Trump’s “extreme vetting” measure is being challenged in courts and strongly denounced from many corners of the travel industry — and could have ripple effects for America’s tourism dollars.

“The ambiguity of these very latest developments introduced by President Trump is casting a shadow over the future travel demand to and from the U.S., especially as many trade representatives are concerned that such changes could bring similar types of retaliation from other countries,” said Nadejda Popova, Euromonitor Travel Project Manager.

“The new executive order could also impact how the U.S. is perceived as a tourism destination and how open to foreign travelers it will be in the future,” she added.

Expedia CEO Dara Khosrowshahi, who came to the U.S. from Iran in 1978, sent an email to employees saying Trump’s executive order portrays the United States as “inward-looking versus forward thinking, reactionary versus visionary.”

On Monday, Expedia joined Amazon in filing a declaration as part of Washington State’s lawsuit against Trump and the Department of Homeland Security that seeks a temporary restraining order against the enforcement of the ban.

“We are generally not aggressive against issues that do not relate to our company,” Khosrowshahi told the New York Times, “But this is travel, our soul and spirit, and we felt we had to respond. Honestly, it was not a debate whether we should we be involved.”

Elsewhere, TripAdvisor CEO Steve Kaufer shared a LinkedIn post saying the company was against this executive order “not just because we are a global business with a diverse workforce, but because we are human beings and citizens who respect and love the fabric of our nation.”

And on Tuesday, the United Nations World Travel Organization issued a statement expressing “deep concern and strong condemnation” of the U.S. travel ban.

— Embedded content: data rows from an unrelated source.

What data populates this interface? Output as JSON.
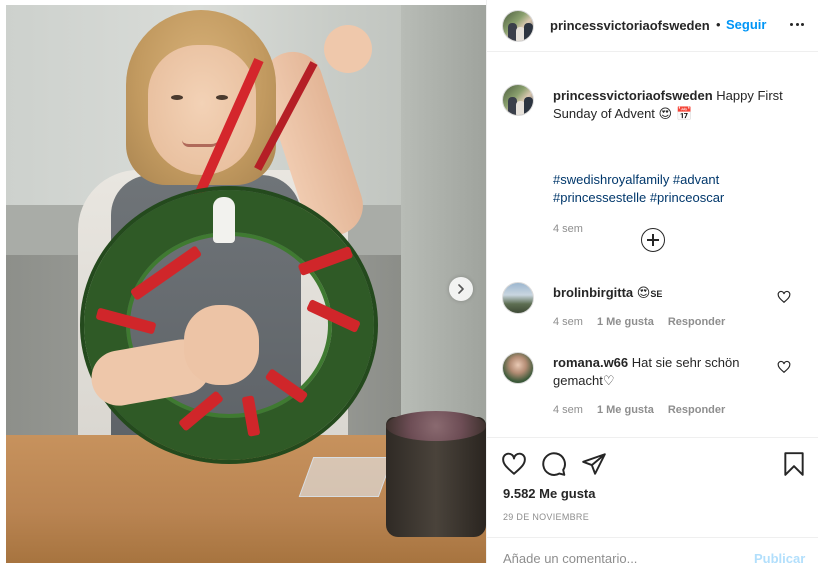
{
  "post": {
    "username": "princessvictoriaofsweden",
    "separator": "•",
    "follow_label": "Seguir",
    "caption": "Happy First Sunday of Advent",
    "caption_emojis": "😍 📅",
    "hashtags": "#swedishroyalfamily #advant #princessestelle #princeoscar",
    "caption_time": "4 sem",
    "likes": "9.582 Me gusta",
    "date": "29 DE NOVIEMBRE"
  },
  "comments": [
    {
      "username": "brolinbirgitta",
      "text": "",
      "emojis": "😍",
      "flag": "SE",
      "time": "4 sem",
      "likes": "1 Me gusta",
      "reply": "Responder"
    },
    {
      "username": "romana.w66",
      "text": "Hat sie sehr schön gemacht",
      "emojis": "♡",
      "flag": "",
      "time": "4 sem",
      "likes": "1 Me gusta",
      "reply": "Responder"
    }
  ],
  "add_comment": {
    "placeholder": "Añade un comentario...",
    "publish_label": "Publicar"
  },
  "icons": {
    "more": "more-options-icon",
    "next": "chevron-right-icon",
    "like": "heart-icon",
    "comment": "comment-bubble-icon",
    "share": "paper-plane-icon",
    "save": "bookmark-icon",
    "load_more": "plus-circle-icon"
  },
  "colors": {
    "link": "#0095f6",
    "hashtag": "#00376b",
    "muted": "#8e8e8e",
    "publish_disabled": "#b2dffc"
  }
}
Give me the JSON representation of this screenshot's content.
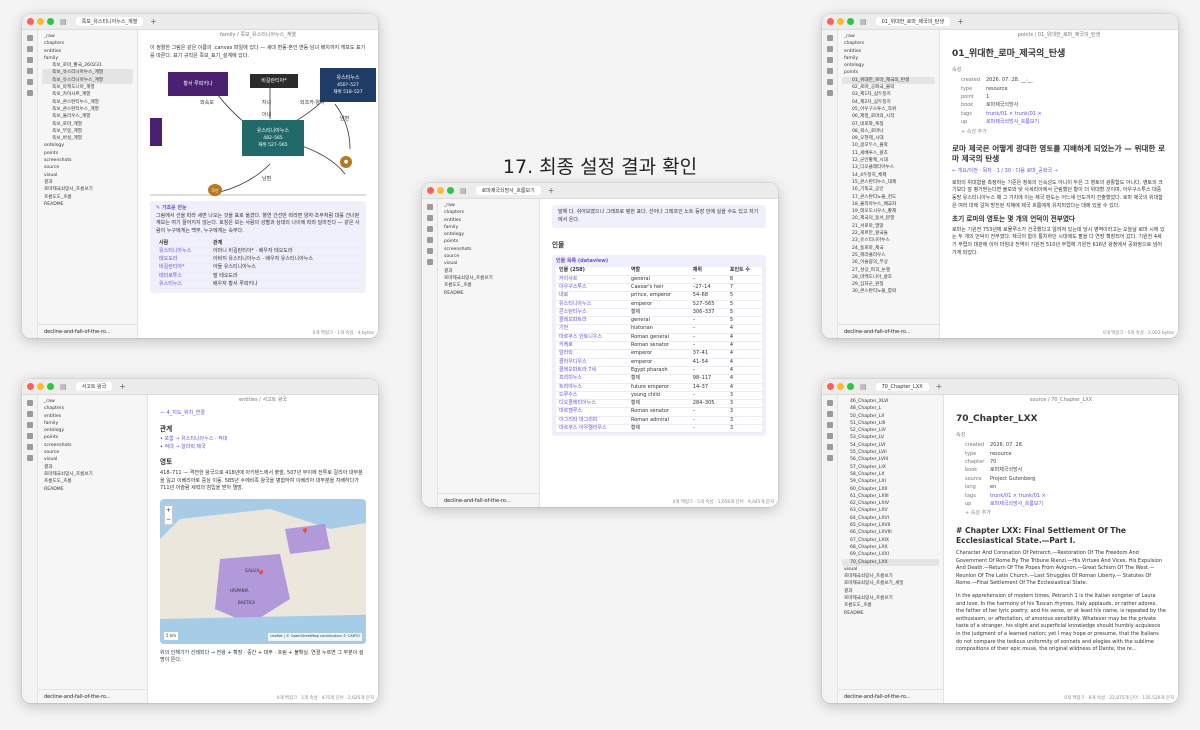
{
  "caption": "17. 최종 설정 결과 확인",
  "vault_name": "decline-and-fall-of-the-ro...",
  "colors": {
    "accent": "#6c4fd6",
    "node_purple": "#4a2070",
    "node_dark": "#2b2b2b",
    "node_navy": "#1f3c66",
    "node_teal": "#226a6a",
    "node_gold": "#b7791f"
  },
  "sidebar": {
    "top_items": [
      "_raw",
      "chapters",
      "entities",
      "family",
      "ontology",
      "points",
      "screenshots",
      "source",
      "visual",
      "결과",
      "로마제국쇠망사_흐름보기",
      "흐름도도_흐름",
      "README"
    ],
    "family_items": [
      "족보_로마_황국_260231",
      "족보_유스티니아누스_계열",
      "족보_유스티니아누스_계열",
      "족보_마케도니아_계열",
      "족보_카이사르_계열",
      "족보_콘스탄티누스_계열",
      "족보_콘스탄티누스_계열",
      "족보_율리우스_계열",
      "족보_로마_계열",
      "족보_부봉_계열",
      "족보_바실_계열"
    ],
    "family_selected": "족보_유스티니아누스_계열",
    "points_items": [
      "01_위대한_로마_제국의_탄생",
      "02_로마_공화국_몰락",
      "03_제1차_삼두정치",
      "04_제2차_삼두정치",
      "05_아우구스투스_즉위",
      "06_제정_로마의_시작",
      "07_네로와_폭정",
      "08_팍스_로마나",
      "09_오현제_시대",
      "10_콤모두스_몰락",
      "11_세베루스_왕조",
      "12_군인황제_시대",
      "13_디오클레티아누스",
      "14_4두정치_체제",
      "15_콘스탄티누스_대제",
      "16_기독교_공인",
      "17_콘스탄티노플_천도",
      "18_율리아누스_배교자",
      "19_테오도시우스_황제",
      "20_제국의_동서_분열",
      "21_서로마_멸망",
      "22_게르만_왕국들",
      "23_유스티니아누스",
      "24_동로마_제국",
      "25_헤라클리우스",
      "26_이슬람의_부상",
      "27_성상_파괴_논쟁",
      "28_마케도니아_왕조",
      "29_십자군_원정",
      "30_콘스탄티노플_함락"
    ],
    "points_selected": "01_위대한_로마_제국의_탄생",
    "chapters_items": [
      "46_Chapter_XLVI",
      "48_Chapter_L",
      "50_Chapter_LII",
      "51_Chapter_LIII",
      "52_Chapter_LIV",
      "53_Chapter_LV",
      "54_Chapter_LVI",
      "55_Chapter_LVII",
      "56_Chapter_LVIII",
      "57_Chapter_LIX",
      "58_Chapter_LX",
      "59_Chapter_LXI",
      "60_Chapter_LXII",
      "61_Chapter_LXIII",
      "62_Chapter_LXIV",
      "63_Chapter_LXV",
      "64_Chapter_LXVI",
      "65_Chapter_LXVII",
      "66_Chapter_LXVIII",
      "67_Chapter_LXIX",
      "68_Chapter_LXX",
      "69_Chapter_LXXI",
      "70_Chapter_LXX"
    ],
    "chapters_selected": "70_Chapter_LXX",
    "bottom_items": [
      "visual",
      "로마제국쇠망사_흐름보기",
      "로마제국쇠망사_흐름보기_세밀",
      "결과",
      "로마제국쇠망사_흐름보기",
      "흐름도도_흐름",
      "README"
    ]
  },
  "win_family": {
    "tab": "족보_유스티니아누스_계열",
    "crumb": "family / 족보_유스티니아누스_계열",
    "intro": "이 정렬한 그림은 같은 이름의 .canvas 파일에 있다 — 세대 변동·혼인 변동·남녀 배치까지 캐보도 표기를 따른다. 표기 규칙은 족보_표기_설계에 있다.",
    "nodes": [
      "황서 루피키나",
      "비길란티아*",
      "유스티누스",
      "유스티니아누스",
      "후안"
    ],
    "node_sub": {
      "justin": "450?–527\n재위 518–527",
      "justinian": "482–565\n재위 527–565"
    },
    "edge_labels": [
      "외숙모",
      "자녀",
      "외조카·양자",
      "남편",
      "남편",
      "아내"
    ],
    "callout_title": "가죠운 한눈",
    "callout_text": "그림에서 선을 따라 세면 나오는 것을 표로 옮겼다. 혈연 간선만 따라면 양자·조부처럼 대를 건너뛴 계보는 여기 끌어지지 않는다. 호칭은 보는 사람의 성별과 상대의 나이에 따라 달라진다 — 같은 사람이 누구에게는 백부, 누구에게는 숙부다.",
    "table_head": [
      "사람",
      "관계"
    ],
    "table_rows": [
      [
        "유스티니아누스",
        "아마니 비길란티아* · 배우자 테오도라"
      ],
      [
        "테오도라",
        "아바지 유스티니아누스 · 배우자 유스티니아누스"
      ],
      [
        "비길란티아*",
        "아들 유스티니아누스"
      ],
      [
        "테미로투스",
        "딸 테오도라"
      ],
      [
        "유스티누스",
        "배우자 황서 루피키나"
      ]
    ],
    "status": "0개 백링크 · 1개 속성 · 4 bytes"
  },
  "win_points": {
    "tab": "01_위대한_로마_제국의_탄생",
    "crumb": "points / 01_위대한_로마_제국의_탄생",
    "title": "01_위대한_로마_제국의_탄생",
    "props_label": "속성",
    "props": [
      [
        "created",
        "2026. 07. 28. __:__"
      ],
      [
        "type",
        "resource"
      ],
      [
        "point",
        "1"
      ],
      [
        "book",
        "로마제국쇠망사"
      ],
      [
        "tags",
        "trunk/01 ×   trunk/01 ×"
      ],
      [
        "up",
        "로마제국쇠망사_흐름보기"
      ]
    ],
    "add_prop": "+ 속성 추가",
    "question": "로마 제국은 어떻게 광대한 영토를 지배하게 되었는가 — 위대한 로마 제국의 탄생",
    "nav": "← 개요/이전 · 목차 · 1 / 30 · 다음 로마_공화국 →",
    "p1": "로마의 위대함을 측정하는 기준은 정복의 신속성도 아니이 두은 그 영토의 광활함도 아니다. 영토의 크기보다 잘 평가받는다면 불모와 탓 사세리아에서 군림했던 황이 더 위대할 것이며, 아우구스투스 대중 동방 유스티니아누스 때 그 가치에 이는 제국 판도는 어느새 인도까지 진출했었다. 로마 제국의 위대함은 여러 대에 걸쳐 방진된 지혜에 제국 흐름에게 유지되었다는 데에 있을 수 있다.",
    "h_early": "초기 로마의 영토는 몇 개의 언덕이 전부였다",
    "p2": "로마는 기원전 753년에 로물루스가 건국했다고 알려져 있는데 당시 영역이라고는 오늘날 로마 시에 있는 두 개의 언덕이 전부였다. 제국의 함이 통치하던 시대에도 팔을 다 연장 확장되어 갔다. 기원전 4세기 무렵의 대관에 이어 마침내 전역이 기원전 510년 무렵에 기원전 616년 왕정에서 공화정으로 넘어가게 되었다.",
    "status": "0개 백링크 · 5개 속성 · 2,003 bytes"
  },
  "win_dataview": {
    "tab": "로마제국쇠망사_흐름보기",
    "crumb": "로마제국쇠망사_흐름보기",
    "note": "말해 다. 쉬어보였으나 그래프로 평한 표다. 선어나 그레프인 노트 등장 만에 실을 수도 있고 저기에서 온다.",
    "section": "인물",
    "dv_title": "인물 목록 (dataview)",
    "columns": [
      "인물 (258)",
      "역할",
      "재위",
      "포인트 수"
    ],
    "rows": [
      [
        "카이사르",
        "general",
        "–",
        "8"
      ],
      [
        "아우구스투스",
        "Caesar's heir",
        "–27–14",
        "7"
      ],
      [
        "네로",
        "prince, emperor",
        "54–68",
        "5"
      ],
      [
        "유스티니아누스",
        "emperor",
        "527–565",
        "5"
      ],
      [
        "콘스탄티누스",
        "황제",
        "306–337",
        "5"
      ],
      [
        "클레오파트라",
        "general",
        "–",
        "5"
      ],
      [
        "기번",
        "historian",
        "–",
        "4"
      ],
      [
        "마르쿠스 안토니우스",
        "Roman general",
        "–",
        "4"
      ],
      [
        "키케로",
        "Roman senator",
        "–",
        "4"
      ],
      [
        "알라릭",
        "emperor",
        "37–41",
        "4"
      ],
      [
        "클라우디우스",
        "emperor",
        "41–54",
        "4"
      ],
      [
        "클레오파트라 7세",
        "Egypt pharaoh",
        "–",
        "4"
      ],
      [
        "프리미누스",
        "황제",
        "98–117",
        "4"
      ],
      [
        "트라야누스",
        "future emperor",
        "14–37",
        "4"
      ],
      [
        "드루수스",
        "young child",
        "–",
        "3"
      ],
      [
        "디오클레티아누스",
        "황제",
        "284–305",
        "3"
      ],
      [
        "마르켈루스",
        "Roman senator",
        "–",
        "3"
      ],
      [
        "아그리파 마그리피",
        "Roman admiral",
        "–",
        "3"
      ],
      [
        "마르쿠스 아우렐리우스",
        "황제",
        "–",
        "3"
      ]
    ],
    "status": "0개 백링크 · 5개 속성 · 1,656개 단어 · 9,445개 문자"
  },
  "win_map": {
    "tab": "서고트 왕국",
    "crumb": "entities / 서고트 왕국",
    "top_link": "— 4_지도_위치_연결",
    "h_rel": "관계",
    "rel": [
      "포함 → 유스티니아누스 · 적대",
      "적대 → 알라릭 제국"
    ],
    "h_land": "영토",
    "land": "418–711 — 격전한 왕국으로 418년에 아키텐느에서 출발, 507년 부이에 전투로 갈리아 대부분을 잃고 이베리아로 중심 이동. 585년 수에비족 왕국을 병합하여 이베리아 대부분을 지배하다가 711년 이슬람 세력의 침입을 받아 멸망.",
    "map_labels": [
      "GALLIA",
      "HISPANIA",
      "BAETICA"
    ],
    "map_scale": "5 km",
    "map_credit": "Leaflet | © OpenStreetMap contributors © CARTO",
    "footer": "위의 인해기가 선례되다 → 전왕 + 확장 · 중간 + 대부 · 흐림 + 불확실. 연결 누르면 그 부분이 설명이 뜬다.",
    "status": "0개 백링크 · 1개 속성 · 475개 단어 · 2,625개 문자"
  },
  "win_chapter": {
    "tab": "70_Chapter_LXX",
    "crumb": "source / 70_Chapter_LXX",
    "title": "70_Chapter_LXX",
    "props_label": "속성",
    "props": [
      [
        "created",
        "2026. 07. 28."
      ],
      [
        "type",
        "resource"
      ],
      [
        "chapter",
        "70"
      ],
      [
        "book",
        "로마제국쇠망사"
      ],
      [
        "source",
        "Project Gutenberg"
      ],
      [
        "lang",
        "en"
      ],
      [
        "tags",
        "trunk/01 ×   trunk/01 ×"
      ],
      [
        "up",
        "로마제국쇠망사_흐름보기"
      ]
    ],
    "add_prop": "+ 속성 추가",
    "heading": "# Chapter LXX: Final Settlement Of The Ecclesiastical State.—Part I.",
    "summary": "Character And Coronation Of Petrarch.—Restoration Of The Freedom And Government Of Rome By The Tribune Rienzi.—His Virtues And Vices, His Expulsion And Death.—Return Of The Popes From Avignon.—Great Schism Of The West.—Reunion Of The Latin Church.—Last Struggles Of Roman Liberty.— Statutes Of Rome.—Final Settlement Of The Ecclesiastical State.",
    "para": "In the apprehension of modern times, Petrarch 1 is the Italian songster of Laura and love. In the harmony of his Tuscan rhymes, Italy applauds, or rather adores, the father of her lyric poetry; and his verse, or at least his name, is repeated by the enthusiasm, or affectation, of amorous sensibility. Whatever may be the private taste of a stranger, his slight and superficial knowledge should humbly acquiesce in the judgment of a learned nation; yet I may hope or presume, that the Italians do not compare the tedious uniformity of sonnets and elegies with the sublime compositions of their epic muse, the original wildness of Dante, the re...",
    "status": "0개 백링크 · 8개 속성 · 22,875개 단어 · 135,529개 문자"
  }
}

“Global challenges demand global solutions and the security challenges that we face today should not prompt us to build new walls,” said UNWTO Secretary-General Taleb Rifai in the statement. “On the contrary, isolationism and blind discriminatory actions will not lead to increased security but rather to growing tensions and threats.”

Rifai added that, “Besides the direct impact, the image of a country which imposes travel bans in such a hostile way will surely be affected among visitors from all over the world and risk dumping travel demand to the U.S.A.”

Confusion, protests after Trump’s executive order on immigration

Scene at JFK Airport Saturday evening, courtesy NYCLU via Twitter

Protests erupted at airports across the country – and confusion reigned within – Saturday in response to U.S. President Donald Trump’s executive  order to restrict entry to the U.S. by nationals from seven Muslim-majority countries -Libya, Iraq, Iran, Somalia, Somalia, Sudan and Yemen.

The move was partially blocked late Saturday by a U.S. District court judge in Brooklyn who issued an emergency stay preventing deportations for those already in the U.S. or in transit with valid visas, but some people were still refused entry.

The story is changing by the minute and protests will continue, so keep an eye on the news today and in the days ahead.

In the meantime, Delta Air Lines, United Airlines, WestJet and other airlines have posted alerts offering waivers for those traveling to the United States who may be affected while others are working out their responses and should be posting them today.

Here’s Delta’s wording: